→ WHAT NEEDS TO BE DONE:
Report all lines in the records that hold the string "Mitwitz".

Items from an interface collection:
*-*-*
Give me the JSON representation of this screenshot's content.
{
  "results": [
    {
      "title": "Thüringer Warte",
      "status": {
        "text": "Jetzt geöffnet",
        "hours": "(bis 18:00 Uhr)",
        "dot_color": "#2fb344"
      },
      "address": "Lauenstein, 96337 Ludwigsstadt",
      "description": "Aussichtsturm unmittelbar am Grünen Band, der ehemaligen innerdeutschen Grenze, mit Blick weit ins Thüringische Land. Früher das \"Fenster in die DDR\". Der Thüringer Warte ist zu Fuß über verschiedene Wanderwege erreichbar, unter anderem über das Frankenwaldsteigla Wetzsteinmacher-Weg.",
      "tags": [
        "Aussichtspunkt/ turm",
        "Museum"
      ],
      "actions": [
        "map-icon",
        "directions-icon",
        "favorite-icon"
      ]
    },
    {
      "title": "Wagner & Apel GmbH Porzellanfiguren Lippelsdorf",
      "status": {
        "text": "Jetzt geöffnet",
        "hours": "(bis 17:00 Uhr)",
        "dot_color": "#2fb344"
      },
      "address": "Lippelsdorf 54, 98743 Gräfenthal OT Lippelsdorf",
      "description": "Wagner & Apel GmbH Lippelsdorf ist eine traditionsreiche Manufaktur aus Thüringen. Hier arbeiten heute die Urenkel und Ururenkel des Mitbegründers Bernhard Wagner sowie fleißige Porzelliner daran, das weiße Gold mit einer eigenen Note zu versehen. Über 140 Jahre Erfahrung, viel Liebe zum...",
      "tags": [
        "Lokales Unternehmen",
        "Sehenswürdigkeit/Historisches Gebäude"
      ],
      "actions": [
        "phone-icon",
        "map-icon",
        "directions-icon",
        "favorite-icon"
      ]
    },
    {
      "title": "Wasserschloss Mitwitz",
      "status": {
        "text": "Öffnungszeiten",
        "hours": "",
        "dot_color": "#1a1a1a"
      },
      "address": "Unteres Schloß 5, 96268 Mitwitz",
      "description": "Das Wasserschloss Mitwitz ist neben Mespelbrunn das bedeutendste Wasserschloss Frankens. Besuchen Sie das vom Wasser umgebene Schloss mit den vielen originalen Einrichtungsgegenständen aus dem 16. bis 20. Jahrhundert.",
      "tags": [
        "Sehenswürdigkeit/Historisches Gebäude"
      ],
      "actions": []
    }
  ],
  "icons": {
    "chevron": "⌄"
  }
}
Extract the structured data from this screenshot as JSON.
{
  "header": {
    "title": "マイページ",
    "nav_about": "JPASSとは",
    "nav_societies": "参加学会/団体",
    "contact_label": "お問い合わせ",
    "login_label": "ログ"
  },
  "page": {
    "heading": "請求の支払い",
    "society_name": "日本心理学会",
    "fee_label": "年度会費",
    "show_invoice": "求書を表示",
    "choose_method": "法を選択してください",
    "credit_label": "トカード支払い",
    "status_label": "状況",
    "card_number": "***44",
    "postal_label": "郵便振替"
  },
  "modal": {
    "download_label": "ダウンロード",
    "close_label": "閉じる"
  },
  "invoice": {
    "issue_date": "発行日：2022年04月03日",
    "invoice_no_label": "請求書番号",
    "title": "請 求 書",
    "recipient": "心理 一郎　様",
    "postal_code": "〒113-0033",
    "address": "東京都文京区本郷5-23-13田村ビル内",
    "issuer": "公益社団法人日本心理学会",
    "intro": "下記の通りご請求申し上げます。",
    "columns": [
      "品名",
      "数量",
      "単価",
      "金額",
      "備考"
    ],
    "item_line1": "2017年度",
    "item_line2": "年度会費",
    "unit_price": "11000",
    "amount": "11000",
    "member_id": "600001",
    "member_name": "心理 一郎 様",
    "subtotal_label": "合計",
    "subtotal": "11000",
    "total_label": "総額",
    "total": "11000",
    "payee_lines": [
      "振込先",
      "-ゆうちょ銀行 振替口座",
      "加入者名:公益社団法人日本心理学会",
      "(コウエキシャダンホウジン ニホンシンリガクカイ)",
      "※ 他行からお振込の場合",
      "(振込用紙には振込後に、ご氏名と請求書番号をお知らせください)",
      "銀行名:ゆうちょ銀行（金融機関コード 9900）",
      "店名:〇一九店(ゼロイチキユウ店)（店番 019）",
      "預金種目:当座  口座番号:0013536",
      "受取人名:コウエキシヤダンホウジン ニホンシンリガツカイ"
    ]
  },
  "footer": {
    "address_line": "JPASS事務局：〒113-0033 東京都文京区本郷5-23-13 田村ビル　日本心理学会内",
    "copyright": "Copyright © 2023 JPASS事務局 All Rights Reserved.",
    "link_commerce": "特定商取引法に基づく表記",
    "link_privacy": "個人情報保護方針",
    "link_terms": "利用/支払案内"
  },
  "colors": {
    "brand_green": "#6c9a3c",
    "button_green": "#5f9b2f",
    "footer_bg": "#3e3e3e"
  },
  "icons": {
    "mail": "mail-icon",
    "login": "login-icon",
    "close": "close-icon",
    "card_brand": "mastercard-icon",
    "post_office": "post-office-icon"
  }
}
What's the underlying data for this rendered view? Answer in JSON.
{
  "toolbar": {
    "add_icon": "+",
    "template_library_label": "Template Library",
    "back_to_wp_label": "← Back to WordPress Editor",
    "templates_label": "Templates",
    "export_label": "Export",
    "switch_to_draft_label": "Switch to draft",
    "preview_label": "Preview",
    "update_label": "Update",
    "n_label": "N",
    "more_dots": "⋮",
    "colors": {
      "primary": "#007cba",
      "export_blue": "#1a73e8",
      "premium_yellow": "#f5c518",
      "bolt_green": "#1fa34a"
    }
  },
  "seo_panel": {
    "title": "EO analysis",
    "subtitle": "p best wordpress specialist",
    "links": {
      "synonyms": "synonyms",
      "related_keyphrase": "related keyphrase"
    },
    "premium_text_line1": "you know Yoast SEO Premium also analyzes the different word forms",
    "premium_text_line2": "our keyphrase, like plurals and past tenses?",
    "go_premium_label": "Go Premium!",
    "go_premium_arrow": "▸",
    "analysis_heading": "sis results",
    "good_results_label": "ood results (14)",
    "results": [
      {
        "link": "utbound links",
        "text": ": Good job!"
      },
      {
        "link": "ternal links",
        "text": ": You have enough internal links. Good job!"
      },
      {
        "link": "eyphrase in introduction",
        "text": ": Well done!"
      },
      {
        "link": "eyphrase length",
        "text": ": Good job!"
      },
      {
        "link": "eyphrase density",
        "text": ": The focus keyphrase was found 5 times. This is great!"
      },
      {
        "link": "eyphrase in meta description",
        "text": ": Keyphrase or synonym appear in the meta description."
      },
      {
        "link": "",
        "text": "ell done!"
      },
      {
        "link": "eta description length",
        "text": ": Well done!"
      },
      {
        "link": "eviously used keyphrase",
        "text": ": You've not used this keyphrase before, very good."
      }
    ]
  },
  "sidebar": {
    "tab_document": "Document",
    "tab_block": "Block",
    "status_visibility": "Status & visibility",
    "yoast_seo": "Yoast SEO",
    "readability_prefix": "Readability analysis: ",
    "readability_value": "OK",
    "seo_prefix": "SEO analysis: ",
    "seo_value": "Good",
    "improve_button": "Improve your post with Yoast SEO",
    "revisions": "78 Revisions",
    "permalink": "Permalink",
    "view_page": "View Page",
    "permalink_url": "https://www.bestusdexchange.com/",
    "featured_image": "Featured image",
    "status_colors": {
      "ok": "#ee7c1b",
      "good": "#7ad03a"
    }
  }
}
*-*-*
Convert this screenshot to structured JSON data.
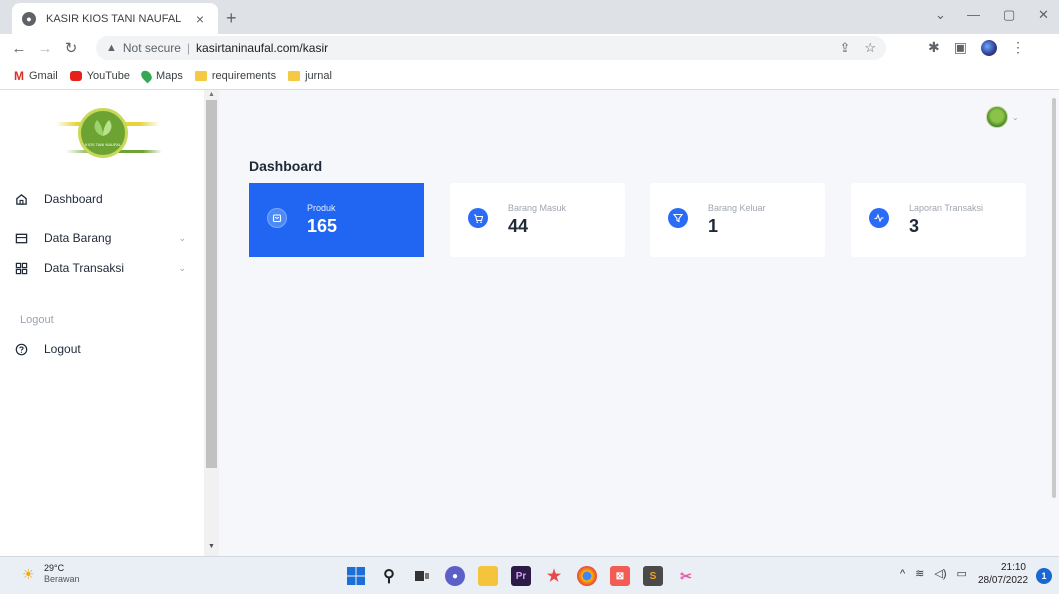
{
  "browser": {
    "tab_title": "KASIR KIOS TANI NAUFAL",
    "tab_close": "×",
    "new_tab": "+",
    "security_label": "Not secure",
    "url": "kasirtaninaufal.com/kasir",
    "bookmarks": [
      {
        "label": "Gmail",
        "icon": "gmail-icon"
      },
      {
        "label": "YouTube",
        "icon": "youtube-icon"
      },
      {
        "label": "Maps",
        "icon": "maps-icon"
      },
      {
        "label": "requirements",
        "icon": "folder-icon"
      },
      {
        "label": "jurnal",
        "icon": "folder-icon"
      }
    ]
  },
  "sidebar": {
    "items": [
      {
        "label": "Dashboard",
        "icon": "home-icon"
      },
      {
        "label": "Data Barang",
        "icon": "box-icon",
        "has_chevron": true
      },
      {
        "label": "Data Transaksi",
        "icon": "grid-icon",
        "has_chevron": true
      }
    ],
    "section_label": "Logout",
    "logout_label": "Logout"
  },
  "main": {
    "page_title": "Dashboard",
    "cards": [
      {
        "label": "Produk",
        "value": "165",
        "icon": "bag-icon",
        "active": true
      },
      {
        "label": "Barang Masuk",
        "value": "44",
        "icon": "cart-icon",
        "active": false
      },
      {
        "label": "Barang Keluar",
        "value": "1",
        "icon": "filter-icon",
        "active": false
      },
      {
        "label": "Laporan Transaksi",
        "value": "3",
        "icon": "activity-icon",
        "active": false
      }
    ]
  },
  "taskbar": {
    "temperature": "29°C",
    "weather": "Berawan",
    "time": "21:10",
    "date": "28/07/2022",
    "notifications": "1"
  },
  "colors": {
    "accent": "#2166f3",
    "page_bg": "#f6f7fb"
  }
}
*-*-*
→ ANSWER FOR THE TASK:
      "title": "Wasserschloss Mitwitz",
      "address": "Unteres Schloß 5, 96268 Mitwitz",
      "description": "Das Wasserschloss Mitwitz ist neben Mespelbrunn das bedeutendste Wasserschloss Frankens. Besuchen Sie das vom Wasser umgebene Schloss mit den vielen originalen Einrichtungsgegenständen aus dem 16. bis 20. Jahrhundert.",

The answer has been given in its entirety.